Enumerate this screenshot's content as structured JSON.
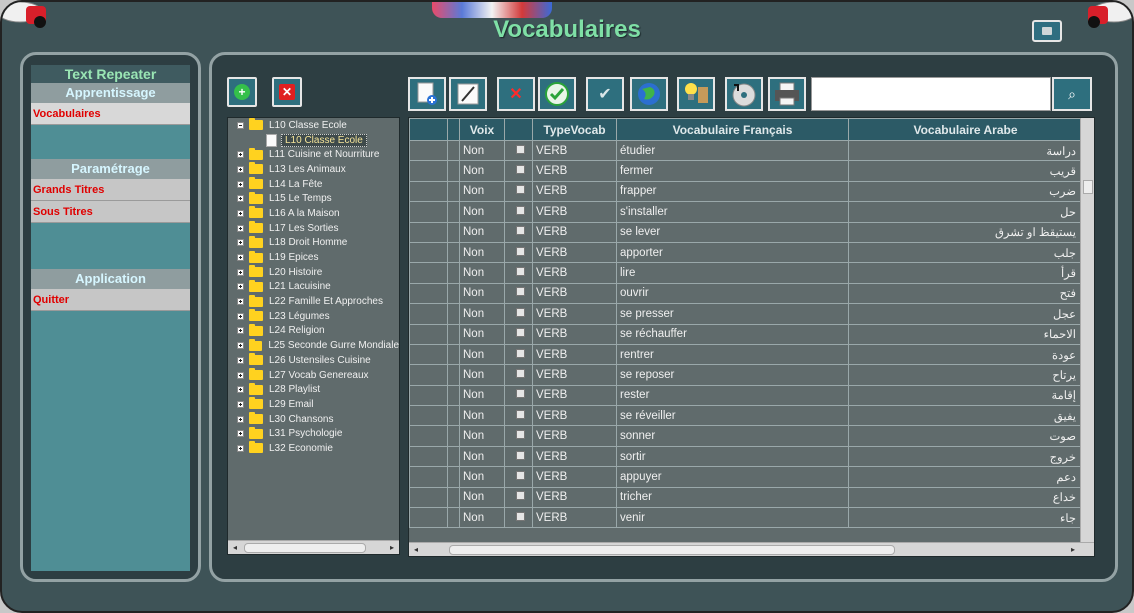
{
  "window": {
    "title": "Vocabulaires"
  },
  "sidebar": {
    "app_name": "Text Repeater",
    "section_apprentissage": "Apprentissage",
    "item_vocabulaires": "Vocabulaires",
    "section_parametrage": "Paramétrage",
    "item_grands_titres": "Grands Titres",
    "item_sous_titres": "Sous Titres",
    "section_application": "Application",
    "item_quitter": "Quitter"
  },
  "tree": {
    "root_label": "L10 Classe Ecole",
    "child_label": "L10 Classe Ecole",
    "nodes": [
      "L11 Cuisine et Nourriture",
      "L13 Les Animaux",
      "L14 La Fête",
      "L15 Le Temps",
      "L16 A la Maison",
      "L17 Les Sorties",
      "L18 Droit Homme",
      "L19 Epices",
      "L20 Histoire",
      "L21 Lacuisine",
      "L22 Famille Et Approches",
      "L23 Légumes",
      "L24 Religion",
      "L25 Seconde Gurre Mondiale",
      "L26 Ustensiles Cuisine",
      "L27 Vocab Genereaux",
      "L28 Playlist",
      "L29 Email",
      "L30 Chansons",
      "L31 Psychologie",
      "L32 Economie"
    ]
  },
  "search": {
    "value": "",
    "placeholder": ""
  },
  "grid": {
    "columns": {
      "voix": "Voix",
      "type": "TypeVocab",
      "fr": "Vocabulaire Français",
      "ar": "Vocabulaire Arabe"
    },
    "rows": [
      {
        "voix": "Non",
        "type": "VERB",
        "fr": "étudier",
        "ar": "دراسة"
      },
      {
        "voix": "Non",
        "type": "VERB",
        "fr": "fermer",
        "ar": "قريب"
      },
      {
        "voix": "Non",
        "type": "VERB",
        "fr": "frapper",
        "ar": "ضرب"
      },
      {
        "voix": "Non",
        "type": "VERB",
        "fr": "s'installer",
        "ar": "حل"
      },
      {
        "voix": "Non",
        "type": "VERB",
        "fr": "se lever",
        "ar": "يستيقظ او تشرق"
      },
      {
        "voix": "Non",
        "type": "VERB",
        "fr": "apporter",
        "ar": "جلب"
      },
      {
        "voix": "Non",
        "type": "VERB",
        "fr": "lire",
        "ar": "قرأ"
      },
      {
        "voix": "Non",
        "type": "VERB",
        "fr": "ouvrir",
        "ar": "فتح"
      },
      {
        "voix": "Non",
        "type": "VERB",
        "fr": "se presser",
        "ar": "عجل"
      },
      {
        "voix": "Non",
        "type": "VERB",
        "fr": "se réchauffer",
        "ar": "الاحماء"
      },
      {
        "voix": "Non",
        "type": "VERB",
        "fr": "rentrer",
        "ar": "عودة"
      },
      {
        "voix": "Non",
        "type": "VERB",
        "fr": "se reposer",
        "ar": "يرتاح"
      },
      {
        "voix": "Non",
        "type": "VERB",
        "fr": "rester",
        "ar": "إقامة"
      },
      {
        "voix": "Non",
        "type": "VERB",
        "fr": "se réveiller",
        "ar": "يفيق"
      },
      {
        "voix": "Non",
        "type": "VERB",
        "fr": "sonner",
        "ar": "صوت"
      },
      {
        "voix": "Non",
        "type": "VERB",
        "fr": "sortir",
        "ar": "خروج"
      },
      {
        "voix": "Non",
        "type": "VERB",
        "fr": "appuyer",
        "ar": "دعم"
      },
      {
        "voix": "Non",
        "type": "VERB",
        "fr": "tricher",
        "ar": "خداع"
      },
      {
        "voix": "Non",
        "type": "VERB",
        "fr": "venir",
        "ar": "جاء"
      }
    ]
  },
  "colors": {
    "window_bg": "#3e5357",
    "title": "#7fe0a6",
    "sidebar_panel": "#4f8e95",
    "menu_item_text": "#e00000",
    "grid_header": "#2c5a66",
    "button_bg": "#2e6f7e"
  }
}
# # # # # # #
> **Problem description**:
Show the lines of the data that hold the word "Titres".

> **Reply to the exercise**:
    "item_grands_titres": "Grands Titres",
    "item_sous_titres": "Sous Titres",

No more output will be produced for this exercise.